The pattern is Simplicity 1421, view A.
As you can see, I omitted the pockets since I think they are a sporty detail and I wanted a more classy look. I think this pattern is great! It sews up really fast (the fabric worked extremely well, too) and is flattering. I might use this one again soon for maybe a more relaxed look.
Overall, I am very satisfied with the outcome as instead of one dress I now have three separates that can be combined with other items I have.
The brocade fabric is simply wonderful, I ordered 6 meters from Italy and if anyone is interested, I have over 3 m of it left and would happily sell it! The composition is 50%PL, 29%VI, 13%MD, 8%CO. The width of the fabric is 144 cm and weight 320g/m. I paid EUR 34/m for it, but I am willing to sell at EUR 30/m! Let me know if you are interested!
Hopefully you have had a great start of the year 2019!
Well, I couldn´t resist! These are the dresses I made for Liisa-Mai´s first Christmas, we wore them already for the childrens Christmas party at my workplace, but definitely will wear them for the Christmas dinner with family as well. I actually have cut out a tie for my husband in the same fabric, we´ll see how this turns out. And then this might be the best use of fabric I have ever managed, although I bought the piece without any clear ideas about 2 years ago. But for the readers in Estonia – I noticed it was still on sale in Kangadzungel!
The pattern for my dress is Burdastyle 9/2013, model 108 (size 38) and for Liisa-Mai, 07/2012, model 145, size 74 – she is 7,5 months old already!

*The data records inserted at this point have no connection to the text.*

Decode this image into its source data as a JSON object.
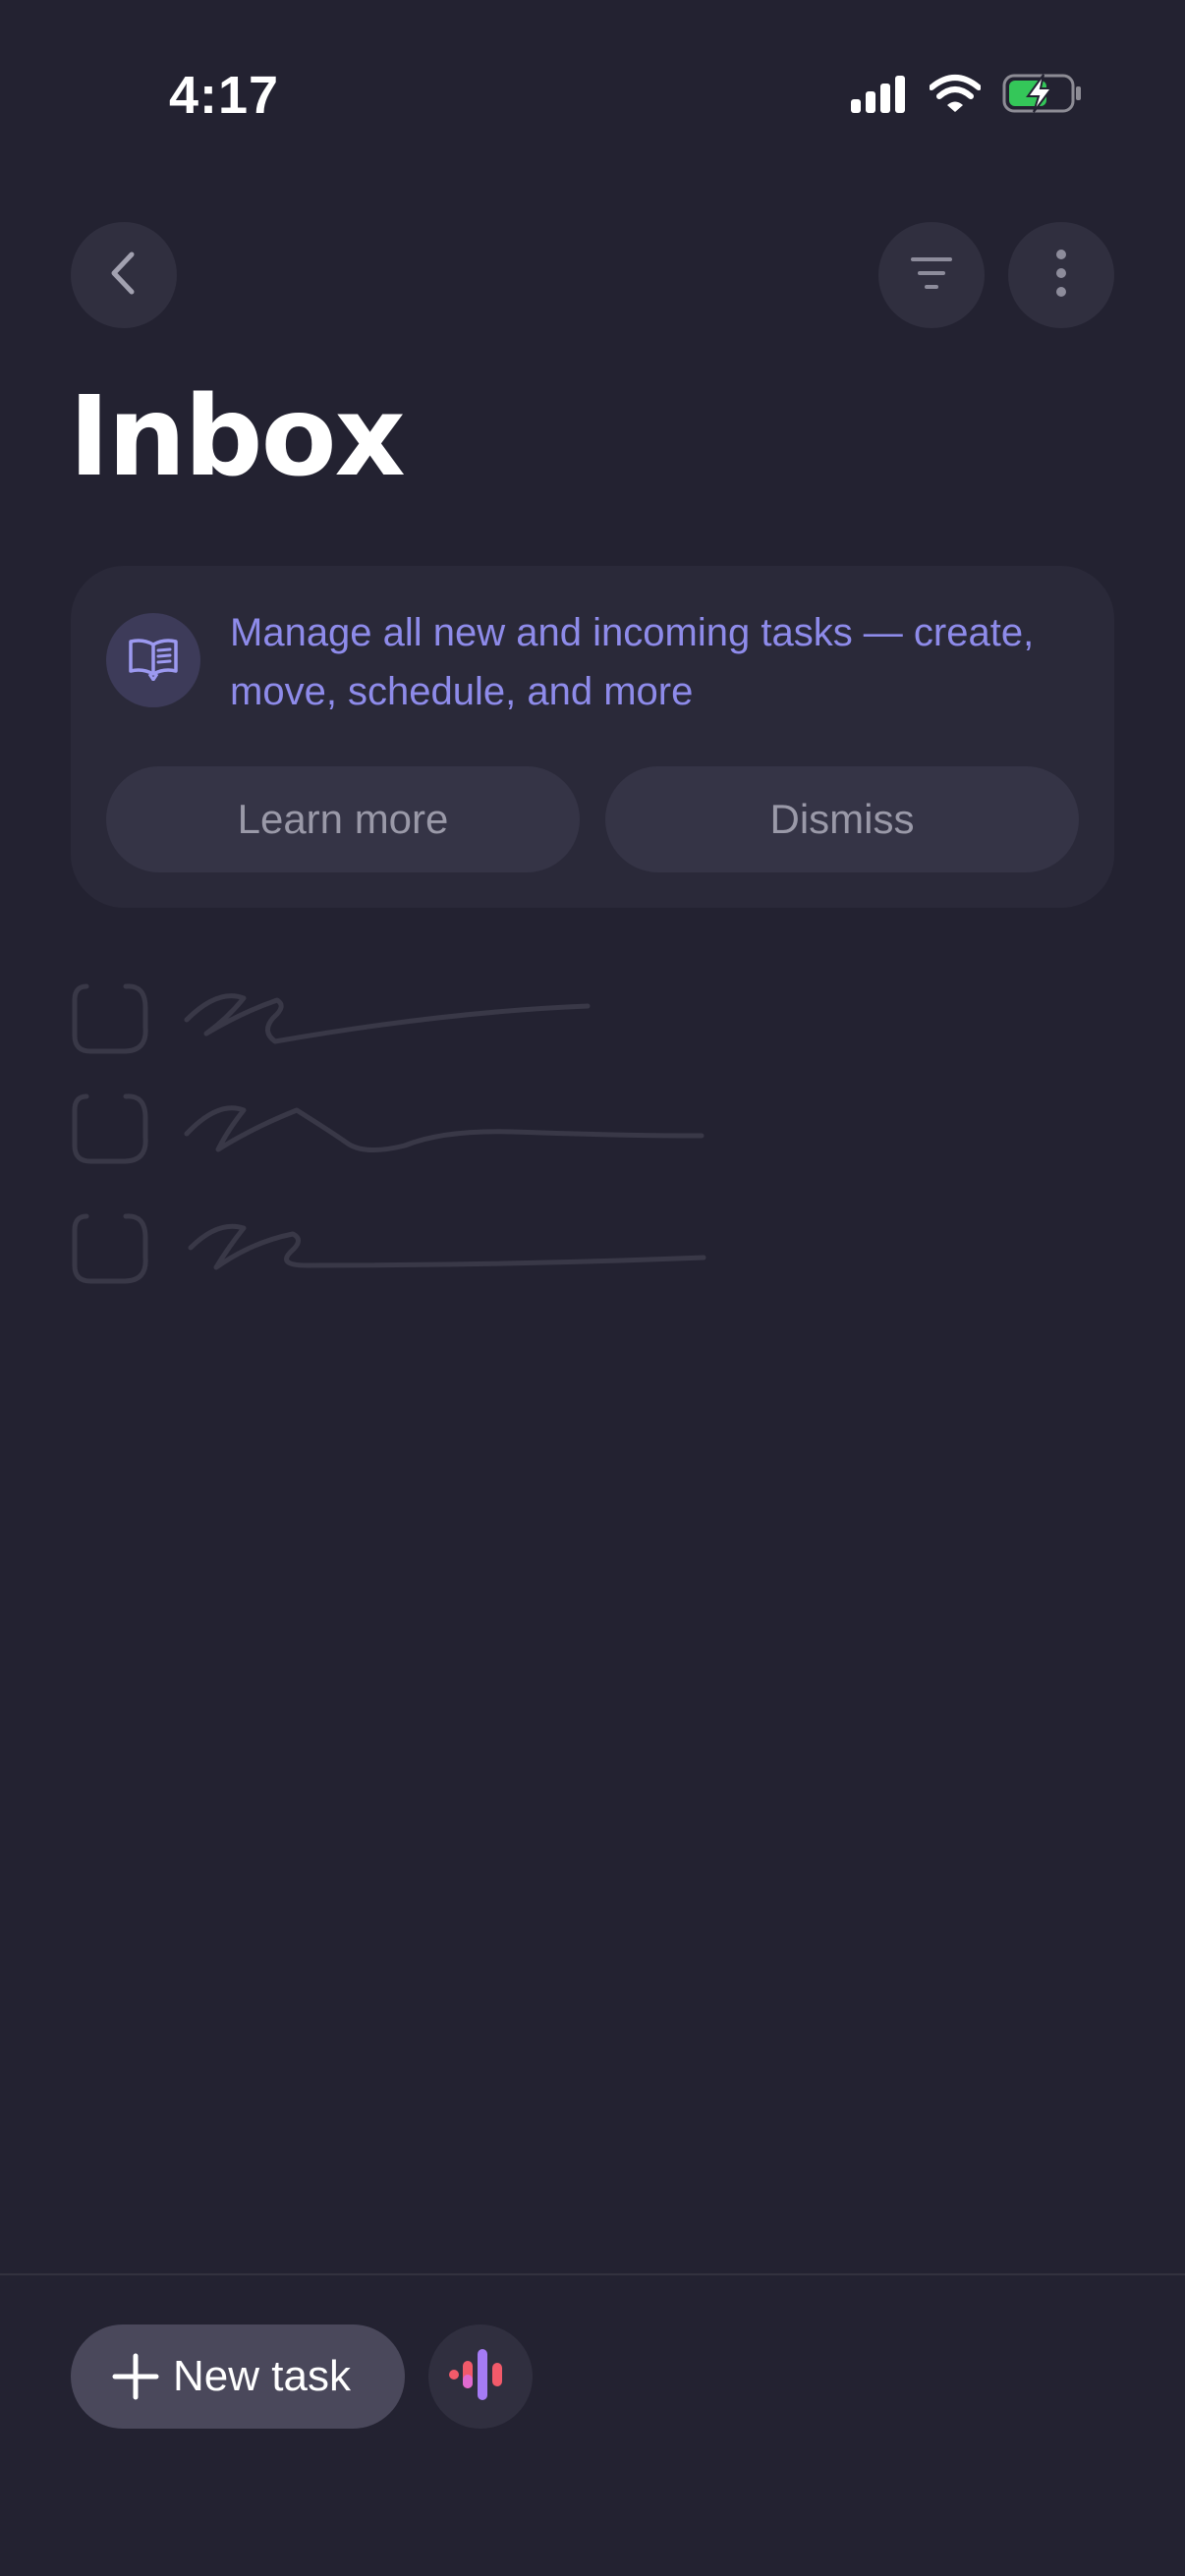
{
  "status_bar": {
    "time": "4:17",
    "icons": [
      "cellular-signal-icon",
      "wifi-icon",
      "battery-charging-icon"
    ],
    "battery_color": "#34c759"
  },
  "header": {
    "back_icon": "chevron-left-icon",
    "filter_icon": "filter-lines-icon",
    "more_icon": "vertical-ellipsis-icon"
  },
  "page": {
    "title": "Inbox"
  },
  "info_card": {
    "icon": "open-book-icon",
    "message": "Manage all new and incoming tasks — create, move, schedule, and more",
    "learn_more_label": "Learn more",
    "dismiss_label": "Dismiss"
  },
  "empty_state": {
    "placeholder_rows": 3
  },
  "bottom_bar": {
    "new_task_label": "New task",
    "new_task_icon": "plus-icon",
    "voice_icon": "voice-waveform-icon"
  },
  "colors": {
    "background": "#232231",
    "accent": "#8e8bea",
    "card": "#2a2939",
    "button": "#353446"
  }
}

I love that I managed to find two patterns that have identical sleeves 🙂 Liisa-Mai´s dress is a bit simplified, because I realized that if I want to make a tie as well, there will not be enough fabric left after this skirt piece with its pleats and gathers. So I omitted the pleats, which I think would have added unnecessary bulk anyway plus the plaid fabric probably would have hidden them, too. So Liisa-Mai´s dress is just gathered, I used as much fabric as I had which was about 10 cm less than it would have been with the pleats.
I added the piping detail for her dress sleeves and if I had had more time, probably would have done the same for the collar. I also contemplated using the blue fabric for the bodice and then add the collar and fabric-covered buttons in plaid. It would have been really cute, but the blue fabric is 100% synthetic and the plaid felt more skin-friendly. The blue pieces are remnants from my Estonia 100 dress.
As for my dress, I shortened it about 15 cm and as you can see, added piping to the neckline, sleeve edges and the curved darts. The dress is fully lined with one of the most luxurious-feeling lining fabrics I have sewn with, a stretch and silky lining by Versace. I used the same fabric for her sleeves as well. It was such fun to see the tiny sleeves sewn up exactly as the big ones!
I am quite satisfied with the plaid match and placement and especially about the fact that although I managed to finish my own dress at a relaxed pace, the final decision to try to make hers for the party was made the previous evening…. I literally attached the last press stud like half an hour before leaving for the party!
I have actually dedicated a lot of time on sewing these past months and there is a big project waiting for its reveal, but it needs final touches and then there is the annual Christmas party for which I am also making a few things. So more to come, just a little patience!